##### Information shown

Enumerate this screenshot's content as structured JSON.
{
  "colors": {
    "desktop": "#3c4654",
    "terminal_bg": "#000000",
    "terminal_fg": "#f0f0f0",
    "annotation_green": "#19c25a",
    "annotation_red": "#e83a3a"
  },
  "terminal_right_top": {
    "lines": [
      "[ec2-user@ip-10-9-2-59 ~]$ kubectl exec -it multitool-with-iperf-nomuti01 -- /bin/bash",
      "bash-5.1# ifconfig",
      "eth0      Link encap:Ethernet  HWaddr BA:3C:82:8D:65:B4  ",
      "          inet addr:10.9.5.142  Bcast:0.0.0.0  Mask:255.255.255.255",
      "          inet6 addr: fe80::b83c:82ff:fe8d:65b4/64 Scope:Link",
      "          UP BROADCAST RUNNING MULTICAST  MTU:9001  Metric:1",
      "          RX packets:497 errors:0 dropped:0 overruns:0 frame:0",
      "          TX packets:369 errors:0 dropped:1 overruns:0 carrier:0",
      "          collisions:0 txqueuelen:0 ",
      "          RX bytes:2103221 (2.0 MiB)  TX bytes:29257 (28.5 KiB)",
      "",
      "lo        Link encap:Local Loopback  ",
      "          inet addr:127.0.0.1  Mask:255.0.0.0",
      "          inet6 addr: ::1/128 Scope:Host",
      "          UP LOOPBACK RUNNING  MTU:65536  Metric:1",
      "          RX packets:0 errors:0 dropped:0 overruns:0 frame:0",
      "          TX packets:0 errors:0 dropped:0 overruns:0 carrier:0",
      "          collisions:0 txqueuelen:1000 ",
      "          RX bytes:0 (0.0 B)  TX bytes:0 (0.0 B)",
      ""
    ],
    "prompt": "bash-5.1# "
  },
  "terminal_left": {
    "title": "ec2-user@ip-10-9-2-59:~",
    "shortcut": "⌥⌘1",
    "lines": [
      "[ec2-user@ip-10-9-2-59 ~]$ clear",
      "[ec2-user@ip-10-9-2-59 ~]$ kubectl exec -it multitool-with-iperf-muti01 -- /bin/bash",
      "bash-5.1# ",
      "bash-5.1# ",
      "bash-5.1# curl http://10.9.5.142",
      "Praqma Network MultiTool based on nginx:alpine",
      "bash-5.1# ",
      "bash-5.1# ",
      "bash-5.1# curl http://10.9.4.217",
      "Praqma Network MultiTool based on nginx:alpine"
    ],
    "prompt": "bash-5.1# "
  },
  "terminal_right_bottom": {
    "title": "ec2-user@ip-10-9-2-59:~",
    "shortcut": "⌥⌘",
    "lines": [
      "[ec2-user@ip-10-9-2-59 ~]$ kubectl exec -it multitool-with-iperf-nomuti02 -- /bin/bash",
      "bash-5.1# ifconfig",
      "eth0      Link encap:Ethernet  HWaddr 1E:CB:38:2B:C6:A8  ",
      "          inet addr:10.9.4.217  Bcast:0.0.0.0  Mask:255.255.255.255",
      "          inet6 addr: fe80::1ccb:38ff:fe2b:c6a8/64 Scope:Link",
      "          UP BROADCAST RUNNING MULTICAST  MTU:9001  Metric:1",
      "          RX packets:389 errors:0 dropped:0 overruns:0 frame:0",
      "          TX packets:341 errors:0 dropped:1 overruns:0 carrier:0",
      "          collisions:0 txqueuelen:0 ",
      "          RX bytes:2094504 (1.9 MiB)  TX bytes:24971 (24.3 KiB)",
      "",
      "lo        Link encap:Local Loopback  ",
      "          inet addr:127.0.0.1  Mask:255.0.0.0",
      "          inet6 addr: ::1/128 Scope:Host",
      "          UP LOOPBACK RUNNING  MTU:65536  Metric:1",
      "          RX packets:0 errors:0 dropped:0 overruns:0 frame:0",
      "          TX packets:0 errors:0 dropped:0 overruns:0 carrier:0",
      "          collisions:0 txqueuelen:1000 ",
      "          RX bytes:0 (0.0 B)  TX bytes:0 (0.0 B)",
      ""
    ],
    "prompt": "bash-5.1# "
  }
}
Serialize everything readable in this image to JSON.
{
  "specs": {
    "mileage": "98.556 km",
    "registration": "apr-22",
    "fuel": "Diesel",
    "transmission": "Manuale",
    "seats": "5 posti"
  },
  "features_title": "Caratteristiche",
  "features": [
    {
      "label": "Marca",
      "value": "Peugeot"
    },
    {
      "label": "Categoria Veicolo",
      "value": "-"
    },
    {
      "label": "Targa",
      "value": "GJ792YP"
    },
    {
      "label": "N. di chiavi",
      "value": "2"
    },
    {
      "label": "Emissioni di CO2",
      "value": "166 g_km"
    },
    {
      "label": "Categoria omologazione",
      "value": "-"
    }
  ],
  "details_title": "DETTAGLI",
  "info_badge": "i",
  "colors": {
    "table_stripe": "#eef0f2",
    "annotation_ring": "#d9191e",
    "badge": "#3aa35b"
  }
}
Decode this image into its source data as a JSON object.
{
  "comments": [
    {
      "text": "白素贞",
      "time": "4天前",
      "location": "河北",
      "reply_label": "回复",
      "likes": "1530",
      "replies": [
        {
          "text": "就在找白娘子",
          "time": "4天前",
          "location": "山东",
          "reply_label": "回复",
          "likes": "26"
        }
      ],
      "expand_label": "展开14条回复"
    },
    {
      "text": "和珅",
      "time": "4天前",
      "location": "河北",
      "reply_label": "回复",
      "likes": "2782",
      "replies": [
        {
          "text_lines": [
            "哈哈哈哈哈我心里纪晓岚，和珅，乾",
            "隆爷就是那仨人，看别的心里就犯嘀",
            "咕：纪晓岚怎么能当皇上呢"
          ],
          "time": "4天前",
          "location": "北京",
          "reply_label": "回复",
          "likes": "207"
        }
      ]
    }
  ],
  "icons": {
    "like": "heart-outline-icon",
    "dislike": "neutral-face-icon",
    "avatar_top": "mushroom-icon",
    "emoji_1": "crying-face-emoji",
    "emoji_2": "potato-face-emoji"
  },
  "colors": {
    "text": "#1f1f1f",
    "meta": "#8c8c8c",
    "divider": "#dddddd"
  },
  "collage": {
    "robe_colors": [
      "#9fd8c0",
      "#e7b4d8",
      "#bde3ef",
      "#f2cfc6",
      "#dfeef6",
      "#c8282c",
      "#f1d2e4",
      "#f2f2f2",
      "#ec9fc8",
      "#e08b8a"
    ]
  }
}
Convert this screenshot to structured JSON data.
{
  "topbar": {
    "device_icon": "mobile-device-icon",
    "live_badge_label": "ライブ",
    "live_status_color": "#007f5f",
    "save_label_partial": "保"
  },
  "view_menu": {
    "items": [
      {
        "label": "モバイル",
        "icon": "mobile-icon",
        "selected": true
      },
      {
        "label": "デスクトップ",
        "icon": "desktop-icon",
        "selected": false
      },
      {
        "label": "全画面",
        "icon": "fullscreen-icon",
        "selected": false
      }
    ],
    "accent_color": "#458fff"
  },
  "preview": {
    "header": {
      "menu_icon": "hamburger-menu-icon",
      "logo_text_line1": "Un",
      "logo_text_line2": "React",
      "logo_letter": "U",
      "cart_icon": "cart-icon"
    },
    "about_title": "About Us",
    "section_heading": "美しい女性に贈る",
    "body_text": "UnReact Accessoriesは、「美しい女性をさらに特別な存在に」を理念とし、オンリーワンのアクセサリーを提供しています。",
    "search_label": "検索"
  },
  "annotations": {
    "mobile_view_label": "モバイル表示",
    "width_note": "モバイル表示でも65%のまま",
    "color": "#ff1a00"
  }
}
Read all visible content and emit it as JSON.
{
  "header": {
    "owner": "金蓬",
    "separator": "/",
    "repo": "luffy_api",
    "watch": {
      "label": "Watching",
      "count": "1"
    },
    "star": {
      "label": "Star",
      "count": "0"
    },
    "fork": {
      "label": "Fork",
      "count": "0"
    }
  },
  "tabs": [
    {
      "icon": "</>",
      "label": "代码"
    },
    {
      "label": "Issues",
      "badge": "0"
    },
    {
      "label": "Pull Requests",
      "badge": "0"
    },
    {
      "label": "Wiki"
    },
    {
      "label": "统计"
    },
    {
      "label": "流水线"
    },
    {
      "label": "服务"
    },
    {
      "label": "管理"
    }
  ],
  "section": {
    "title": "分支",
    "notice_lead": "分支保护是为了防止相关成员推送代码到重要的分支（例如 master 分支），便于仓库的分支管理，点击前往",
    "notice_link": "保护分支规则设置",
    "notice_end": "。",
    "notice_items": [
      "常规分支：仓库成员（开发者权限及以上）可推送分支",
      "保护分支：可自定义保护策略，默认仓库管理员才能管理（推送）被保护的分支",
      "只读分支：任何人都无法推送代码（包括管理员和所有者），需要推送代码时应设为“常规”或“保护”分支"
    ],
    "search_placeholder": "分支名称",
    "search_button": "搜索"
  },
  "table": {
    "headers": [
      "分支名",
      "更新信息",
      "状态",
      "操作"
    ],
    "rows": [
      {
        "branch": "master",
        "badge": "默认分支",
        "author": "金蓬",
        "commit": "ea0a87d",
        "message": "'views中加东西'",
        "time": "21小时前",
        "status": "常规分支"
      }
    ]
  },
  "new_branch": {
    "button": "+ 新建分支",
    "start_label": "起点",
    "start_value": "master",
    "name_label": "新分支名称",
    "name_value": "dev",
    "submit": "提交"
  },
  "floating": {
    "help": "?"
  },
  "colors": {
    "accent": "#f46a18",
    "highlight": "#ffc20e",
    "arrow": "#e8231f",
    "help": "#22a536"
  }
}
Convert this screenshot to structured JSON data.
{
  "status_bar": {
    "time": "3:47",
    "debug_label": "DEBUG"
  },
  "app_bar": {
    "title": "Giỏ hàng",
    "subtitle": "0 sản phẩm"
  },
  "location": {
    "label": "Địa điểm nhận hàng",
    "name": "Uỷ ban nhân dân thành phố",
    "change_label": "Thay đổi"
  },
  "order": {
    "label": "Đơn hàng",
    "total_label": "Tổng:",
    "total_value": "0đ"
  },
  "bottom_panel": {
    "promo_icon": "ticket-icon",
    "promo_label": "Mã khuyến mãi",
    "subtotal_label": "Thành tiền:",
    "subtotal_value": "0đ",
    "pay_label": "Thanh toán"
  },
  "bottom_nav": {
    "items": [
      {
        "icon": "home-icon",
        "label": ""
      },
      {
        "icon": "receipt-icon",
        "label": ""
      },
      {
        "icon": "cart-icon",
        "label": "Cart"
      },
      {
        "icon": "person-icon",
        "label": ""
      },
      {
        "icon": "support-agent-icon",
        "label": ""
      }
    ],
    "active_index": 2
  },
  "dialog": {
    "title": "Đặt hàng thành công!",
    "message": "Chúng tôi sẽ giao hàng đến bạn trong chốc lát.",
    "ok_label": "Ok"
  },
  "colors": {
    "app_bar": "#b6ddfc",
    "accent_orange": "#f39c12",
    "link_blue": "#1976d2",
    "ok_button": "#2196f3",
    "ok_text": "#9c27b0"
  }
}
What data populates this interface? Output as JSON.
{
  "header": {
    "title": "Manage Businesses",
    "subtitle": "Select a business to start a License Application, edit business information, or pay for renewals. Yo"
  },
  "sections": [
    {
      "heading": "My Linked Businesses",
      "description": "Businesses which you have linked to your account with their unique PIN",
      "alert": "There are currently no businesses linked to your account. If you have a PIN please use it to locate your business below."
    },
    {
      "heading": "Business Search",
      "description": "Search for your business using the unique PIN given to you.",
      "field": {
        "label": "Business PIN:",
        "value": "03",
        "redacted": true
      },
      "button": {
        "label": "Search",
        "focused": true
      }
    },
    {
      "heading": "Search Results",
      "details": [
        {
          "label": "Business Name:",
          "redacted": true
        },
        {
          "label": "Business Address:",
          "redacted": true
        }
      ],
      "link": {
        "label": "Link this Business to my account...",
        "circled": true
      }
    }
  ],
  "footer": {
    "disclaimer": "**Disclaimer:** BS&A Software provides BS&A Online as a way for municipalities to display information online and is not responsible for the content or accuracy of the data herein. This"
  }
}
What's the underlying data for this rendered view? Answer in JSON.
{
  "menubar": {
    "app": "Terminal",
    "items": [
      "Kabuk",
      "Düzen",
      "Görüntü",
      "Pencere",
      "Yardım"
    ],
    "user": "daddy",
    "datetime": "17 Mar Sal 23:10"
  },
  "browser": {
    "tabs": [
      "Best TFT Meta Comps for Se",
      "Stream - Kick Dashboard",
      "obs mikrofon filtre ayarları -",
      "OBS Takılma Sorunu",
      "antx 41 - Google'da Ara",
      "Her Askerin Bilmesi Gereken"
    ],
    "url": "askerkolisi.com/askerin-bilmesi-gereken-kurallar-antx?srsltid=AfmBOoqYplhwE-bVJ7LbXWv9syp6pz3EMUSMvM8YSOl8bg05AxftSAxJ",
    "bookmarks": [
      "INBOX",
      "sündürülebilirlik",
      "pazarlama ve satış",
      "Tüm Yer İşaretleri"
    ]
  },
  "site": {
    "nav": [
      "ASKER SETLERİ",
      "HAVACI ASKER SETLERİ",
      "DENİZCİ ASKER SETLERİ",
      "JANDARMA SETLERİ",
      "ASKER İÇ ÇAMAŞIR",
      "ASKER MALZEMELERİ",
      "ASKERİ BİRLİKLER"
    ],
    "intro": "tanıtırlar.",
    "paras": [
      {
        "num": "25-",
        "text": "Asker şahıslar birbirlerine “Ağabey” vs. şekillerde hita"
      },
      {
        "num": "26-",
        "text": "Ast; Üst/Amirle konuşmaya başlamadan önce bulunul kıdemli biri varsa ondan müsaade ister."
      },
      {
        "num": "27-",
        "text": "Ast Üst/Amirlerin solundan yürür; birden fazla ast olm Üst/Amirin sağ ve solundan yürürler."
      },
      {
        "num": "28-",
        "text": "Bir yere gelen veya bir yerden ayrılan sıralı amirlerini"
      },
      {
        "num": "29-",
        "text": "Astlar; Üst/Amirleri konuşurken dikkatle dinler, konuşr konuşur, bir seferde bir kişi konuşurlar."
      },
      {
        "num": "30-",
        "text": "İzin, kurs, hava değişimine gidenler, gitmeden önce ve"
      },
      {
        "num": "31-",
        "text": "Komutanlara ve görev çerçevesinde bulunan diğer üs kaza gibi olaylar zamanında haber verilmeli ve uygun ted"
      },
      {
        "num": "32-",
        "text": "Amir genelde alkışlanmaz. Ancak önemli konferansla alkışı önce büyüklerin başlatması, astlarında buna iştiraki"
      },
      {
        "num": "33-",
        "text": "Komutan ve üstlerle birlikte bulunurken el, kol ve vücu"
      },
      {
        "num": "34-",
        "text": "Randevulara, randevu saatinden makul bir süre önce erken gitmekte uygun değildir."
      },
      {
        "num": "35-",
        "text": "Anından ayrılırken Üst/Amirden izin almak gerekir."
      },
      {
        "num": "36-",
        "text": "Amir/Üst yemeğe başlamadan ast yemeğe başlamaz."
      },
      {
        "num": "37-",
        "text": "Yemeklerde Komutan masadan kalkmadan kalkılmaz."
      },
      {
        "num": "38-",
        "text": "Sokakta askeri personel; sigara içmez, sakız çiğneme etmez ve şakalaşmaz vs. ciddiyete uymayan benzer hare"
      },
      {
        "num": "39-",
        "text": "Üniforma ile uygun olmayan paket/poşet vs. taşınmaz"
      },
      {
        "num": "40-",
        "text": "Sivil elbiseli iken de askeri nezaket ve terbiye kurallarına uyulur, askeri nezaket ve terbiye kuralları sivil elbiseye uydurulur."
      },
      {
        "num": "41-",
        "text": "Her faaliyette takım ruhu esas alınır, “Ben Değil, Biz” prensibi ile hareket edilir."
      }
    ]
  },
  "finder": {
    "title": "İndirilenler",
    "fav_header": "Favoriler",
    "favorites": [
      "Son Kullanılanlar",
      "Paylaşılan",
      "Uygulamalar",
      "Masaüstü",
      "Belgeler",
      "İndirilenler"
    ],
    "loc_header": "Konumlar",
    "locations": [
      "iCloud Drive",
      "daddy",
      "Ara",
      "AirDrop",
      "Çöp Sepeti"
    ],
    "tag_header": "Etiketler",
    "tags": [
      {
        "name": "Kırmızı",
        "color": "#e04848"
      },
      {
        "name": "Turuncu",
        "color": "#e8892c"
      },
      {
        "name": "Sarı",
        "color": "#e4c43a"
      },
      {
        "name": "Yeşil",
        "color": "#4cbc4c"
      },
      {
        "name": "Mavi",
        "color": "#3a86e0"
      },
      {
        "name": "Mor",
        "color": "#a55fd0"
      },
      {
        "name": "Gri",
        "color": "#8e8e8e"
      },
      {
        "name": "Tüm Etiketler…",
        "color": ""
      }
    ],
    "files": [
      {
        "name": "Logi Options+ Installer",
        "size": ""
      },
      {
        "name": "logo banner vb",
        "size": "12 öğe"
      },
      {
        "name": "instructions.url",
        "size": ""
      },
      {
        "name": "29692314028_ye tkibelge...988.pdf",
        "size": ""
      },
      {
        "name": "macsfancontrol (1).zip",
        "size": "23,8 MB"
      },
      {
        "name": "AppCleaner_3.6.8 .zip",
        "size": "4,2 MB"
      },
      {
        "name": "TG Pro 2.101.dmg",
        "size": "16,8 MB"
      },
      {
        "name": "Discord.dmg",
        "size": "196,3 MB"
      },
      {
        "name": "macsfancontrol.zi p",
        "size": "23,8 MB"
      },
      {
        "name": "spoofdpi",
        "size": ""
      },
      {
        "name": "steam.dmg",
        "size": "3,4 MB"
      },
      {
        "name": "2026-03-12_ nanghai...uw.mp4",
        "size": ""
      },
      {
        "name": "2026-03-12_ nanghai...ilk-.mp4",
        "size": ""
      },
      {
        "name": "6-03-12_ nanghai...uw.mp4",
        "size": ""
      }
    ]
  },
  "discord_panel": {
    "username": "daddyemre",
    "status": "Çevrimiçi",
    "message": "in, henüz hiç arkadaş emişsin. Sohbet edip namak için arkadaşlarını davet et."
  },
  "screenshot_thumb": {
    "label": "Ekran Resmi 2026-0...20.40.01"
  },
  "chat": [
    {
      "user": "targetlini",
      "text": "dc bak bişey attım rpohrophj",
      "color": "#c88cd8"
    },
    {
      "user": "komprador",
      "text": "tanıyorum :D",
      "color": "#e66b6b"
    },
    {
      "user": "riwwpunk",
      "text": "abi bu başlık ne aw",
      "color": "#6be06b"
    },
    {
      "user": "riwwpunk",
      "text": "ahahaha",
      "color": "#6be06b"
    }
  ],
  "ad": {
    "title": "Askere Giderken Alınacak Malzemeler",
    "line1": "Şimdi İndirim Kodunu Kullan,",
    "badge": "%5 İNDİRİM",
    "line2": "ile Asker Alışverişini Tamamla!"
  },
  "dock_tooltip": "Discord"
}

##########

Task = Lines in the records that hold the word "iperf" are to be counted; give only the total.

Response to the exercise = 3